He will also have to define clearly which political vehicle he will be using because elections have shown (presidential elections) that voters tend to favour those whose political beliefs are clear.
Will he join one of the existing parties or will he form his?
Some people have argued that Amama Mbabazi’s ambiguous political identity (I am still in NRM although I work closely with opposition) cost him dearly during the 2016 presidential elections.
Others have said Bobi Wine can work well as a chief mobiliser in a struggle and not its overall leader.
In a global society where unconventional presidents like Donald Trump and Rodrigo Duterte of the Philippines enjoy massive followings, nothing can be ruled out.

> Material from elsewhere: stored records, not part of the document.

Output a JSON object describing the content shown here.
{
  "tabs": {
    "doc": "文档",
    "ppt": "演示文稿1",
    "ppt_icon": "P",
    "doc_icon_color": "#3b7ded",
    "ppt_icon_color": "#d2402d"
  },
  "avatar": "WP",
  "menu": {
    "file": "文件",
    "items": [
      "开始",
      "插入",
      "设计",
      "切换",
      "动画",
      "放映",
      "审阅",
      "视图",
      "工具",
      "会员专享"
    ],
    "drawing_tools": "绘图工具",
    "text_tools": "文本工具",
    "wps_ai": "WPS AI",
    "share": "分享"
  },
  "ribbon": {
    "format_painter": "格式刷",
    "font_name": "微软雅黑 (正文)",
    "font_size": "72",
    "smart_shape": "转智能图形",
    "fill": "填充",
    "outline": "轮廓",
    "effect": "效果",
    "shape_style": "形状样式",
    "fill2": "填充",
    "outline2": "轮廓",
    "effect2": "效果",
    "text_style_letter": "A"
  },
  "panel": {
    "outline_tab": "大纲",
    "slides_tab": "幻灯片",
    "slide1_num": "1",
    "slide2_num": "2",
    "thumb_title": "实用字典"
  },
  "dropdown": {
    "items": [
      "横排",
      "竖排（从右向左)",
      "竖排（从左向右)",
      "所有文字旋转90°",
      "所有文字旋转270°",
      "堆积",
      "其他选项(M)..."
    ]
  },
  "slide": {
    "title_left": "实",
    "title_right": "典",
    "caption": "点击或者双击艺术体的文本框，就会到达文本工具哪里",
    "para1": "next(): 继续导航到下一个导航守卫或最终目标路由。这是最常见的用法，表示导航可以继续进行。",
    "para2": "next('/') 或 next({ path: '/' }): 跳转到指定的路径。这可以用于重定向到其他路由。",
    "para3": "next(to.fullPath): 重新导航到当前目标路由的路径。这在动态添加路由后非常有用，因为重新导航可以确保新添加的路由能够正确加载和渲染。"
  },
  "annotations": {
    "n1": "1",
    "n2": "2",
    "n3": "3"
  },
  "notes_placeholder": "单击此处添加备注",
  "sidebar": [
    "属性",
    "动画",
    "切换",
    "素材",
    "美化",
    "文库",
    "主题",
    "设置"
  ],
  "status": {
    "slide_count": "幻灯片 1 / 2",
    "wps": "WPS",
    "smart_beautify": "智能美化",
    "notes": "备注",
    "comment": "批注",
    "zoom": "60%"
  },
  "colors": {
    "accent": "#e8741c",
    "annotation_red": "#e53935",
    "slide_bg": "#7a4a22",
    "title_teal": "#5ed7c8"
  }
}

And in a society were Kato Lubwama and Mubarak Munyagwa can be elected to parliament, some say it would be erroneous to completely write him off.
Land mines stand in the road ahead for the Kyadondo East legislator.
Bobi Wine is not the first local politician to elicit excitement and to raise the expectations of people, particularly those opposed to President Museveni’s leadership.
Uganda’s political graveyard is littered with personalities who emerged with gusto, held the country at bay only to fizzle out later like morning mist.
Prominent among these is Nasser Ntege Ssebaggala who took Kampala and Uganda by storm when he became mayor in 1998.
At the height of his prominence in 2001, Ssebaggala was the ultimate political king maker and once he endorsed you, your chances of making it big brightened.
He was an avid critic of the regime and his appeal to the down trodden and semi-illiterates made him a political magnet.
Along the way, however, Ssebaggala’s language changed. He started embracing the people he was critical of and during his reign as Kampala mayor, his name was invoked in dubious deals.
With this, his popularity went out of the window and by 2010, his political career was done.
Others who have flattered to deceive are Gen David Sejusa, Amama Mbabazi, Aggrey Awori etc…
Many of these fell at the first hurdle.
FDC’s Dr Besigye has stayed long on the scene largely because of his unwavering political principles and unshakeable spirit.
Where many other politicians would back out of a contest due to harassment and intimidation, Besigye has stayed the course.
Therefore, as he becomes more popular and a threat to Museveni, Bobi Wine is going to meet a number of challenges. There will be attempts to compromise him, there will be arrests, his family could be harassed, there will be trumped up charges.
How he surmounts these challenges will go a long way in separating him from the false prophets and putting him in the exclusive club of established politicians.
For now, the jury is still out.